One key financial ratio used to measure how well a company converts its profit to free cash flow (FCF) is the accrual ratio. The accrual ratio subtracts the FCF from the profit for a given period, and divides the result by the average operating assets of the company over that time. You could think of the accrual ratio from cashflow as the 'non-FCF profit ratio'.
As a result, a negative accrual ratio is a positive for the company, and a positive accrual ratio is a negative. While it's not a problem to have a positive accrual ratio, indicating a certain level of non-cash profits, a high accrual ratio is arguably a bad thing, because it indicates paper profits are not matched by cash flow. To quote a 2014 paper by Lewellen and Resutek, "firms with higher accruals tend to be less profitable in the future".
Bonheur has an accrual ratio of -0.13 for the year to March 2022. Therefore, its statutory earnings were quite a lot less than its free cashflow. To wit, it produced free cash flow of kr1.3b during the period, dwarfing its reported profit of kr85.5m. Given that Bonheur had negative free cash flow in the prior corresponding period, the trailing twelve month resul of kr1.3b would seem to be a step in the right direction. Having said that, there is more to the story. We can see that unusual items have impacted its statutory profit, and therefore the accrual ratio.
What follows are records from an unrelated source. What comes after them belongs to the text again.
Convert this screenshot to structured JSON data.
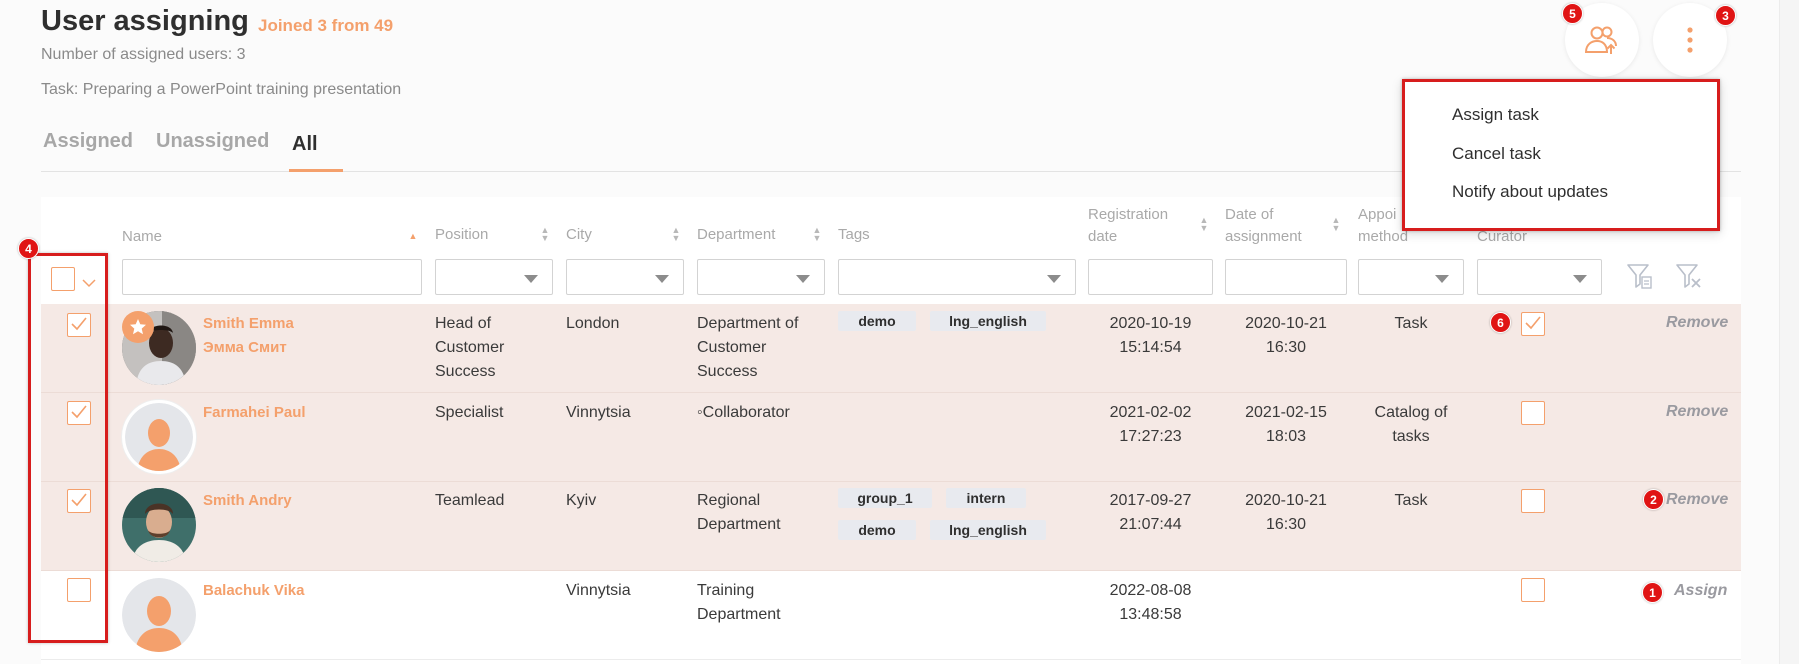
{
  "header": {
    "title": "User assigning",
    "joined": "Joined 3 from 49",
    "assigned_count": "Number of assigned users: 3",
    "task": "Task: Preparing a PowerPoint training presentation"
  },
  "tabs": [
    {
      "label": "Assigned"
    },
    {
      "label": "Unassigned"
    },
    {
      "label": "All"
    }
  ],
  "columns": {
    "name": "Name",
    "position": "Position",
    "city": "City",
    "department": "Department",
    "tags": "Tags",
    "registration_line1": "Registration",
    "registration_line2": "date",
    "assignment_line1": "Date of",
    "assignment_line2": "assignment",
    "appoint_line1": "Appoi",
    "appoint_line2": "method",
    "curator": "Curator"
  },
  "menu": {
    "items": [
      "Assign task",
      "Cancel task",
      "Notify about updates"
    ]
  },
  "badges": {
    "b1": "1",
    "b2": "2",
    "b3": "3",
    "b4": "4",
    "b5": "5",
    "b6": "6"
  },
  "rows": [
    {
      "name_line1": "Smith Emma",
      "name_line2": "Эмма Смит",
      "position": [
        "Head of",
        "Customer",
        "Success"
      ],
      "city": "London",
      "department": [
        "Department of",
        "Customer",
        "Success"
      ],
      "tags": [
        "demo",
        "lng_english"
      ],
      "reg_date": "2020-10-19",
      "reg_time": "15:14:54",
      "assign_date": "2020-10-21",
      "assign_time": "16:30",
      "method": [
        "Task"
      ],
      "action": "Remove"
    },
    {
      "name_line1": "Farmahei Paul",
      "position": [
        "Specialist"
      ],
      "city": "Vinnytsia",
      "department": [
        "◦Collaborator"
      ],
      "tags": [],
      "reg_date": "2021-02-02",
      "reg_time": "17:27:23",
      "assign_date": "2021-02-15",
      "assign_time": "18:03",
      "method": [
        "Catalog of",
        "tasks"
      ],
      "action": "Remove"
    },
    {
      "name_line1": "Smith Andry",
      "position": [
        "Teamlead"
      ],
      "city": "Kyiv",
      "department": [
        "Regional",
        "Department"
      ],
      "tags": [
        "group_1",
        "intern",
        "demo",
        "lng_english"
      ],
      "reg_date": "2017-09-27",
      "reg_time": "21:07:44",
      "assign_date": "2020-10-21",
      "assign_time": "16:30",
      "method": [
        "Task"
      ],
      "action": "Remove"
    },
    {
      "name_line1": "Balachuk Vika",
      "position": [],
      "city": "Vinnytsia",
      "department": [
        "Training",
        "Department"
      ],
      "tags": [],
      "reg_date": "2022-08-08",
      "reg_time": "13:48:58",
      "assign_date": "",
      "assign_time": "",
      "method": [],
      "action": "Assign"
    }
  ],
  "colors": {
    "accent": "#f4a06c",
    "highlight_row": "#f5e9e5",
    "annotation_red": "#d71d1d",
    "tag_bg": "#e8eaef"
  }
}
Note: we always recommend investors check balance sheet strength. Click here to be taken to our balance sheet analysis of Bonheur.
The Impact Of Unusual Items On Profit
Surprisingly, given Bonheur's accrual ratio implied strong cash conversion, its paper profit was actually boosted by kr239m in unusual items. While it's always nice to have higher profit, a large contribution from unusual items sometimes dampens our enthusiasm. When we crunched the numbers on thousands of publicly listed companies, we found that a boost from unusual items in a given year is often not repeated the next year. And, after all, that's exactly what the accounting terminology implies. If Bonheur doesn't see that contribution repeat, then all else being equal we'd expect its profit to drop over the current year.
Our Take On Bonheur's Profit Performance
In conclusion, Bonheur's accrual ratio suggests its statutory earnings are of good quality, but on the other hand the profits were boosted by unusual items. Based on these factors, it's hard to tell if Bonheur's profits are a reasonable reflection of its underlying profitability. So if you'd like to dive deeper into this stock, it's crucial to consider any risks it's facing. At Simply Wall St, we found 1 warning sign for Bonheur and we think they deserve your attention.
In this article we've looked at a number of factors that can impair the utility of profit numbers, as a guide to a business. But there is always more to discover if you are capable of focussing your mind on minutiae. Some people consider a high return on equity to be a good sign of a quality business. So you may wish to see this free collection of companies boasting high return on equity, or this list of stocks that insiders are buying.
This article by Simply Wall St is general in nature. We provide commentary based on historical data and analyst forecasts only using an unbiased methodology and our articles are not intended to be financial advice. It does not constitute a recommendation to buy or sell any stock, and does not take account of your objectives, or your financial situation. We aim to bring you long-term focused analysis driven by fundamental data. Note that our analysis may not factor in the latest price-sensitive company announcements or qualitative material. Simply Wall St has no position in any stocks mentioned.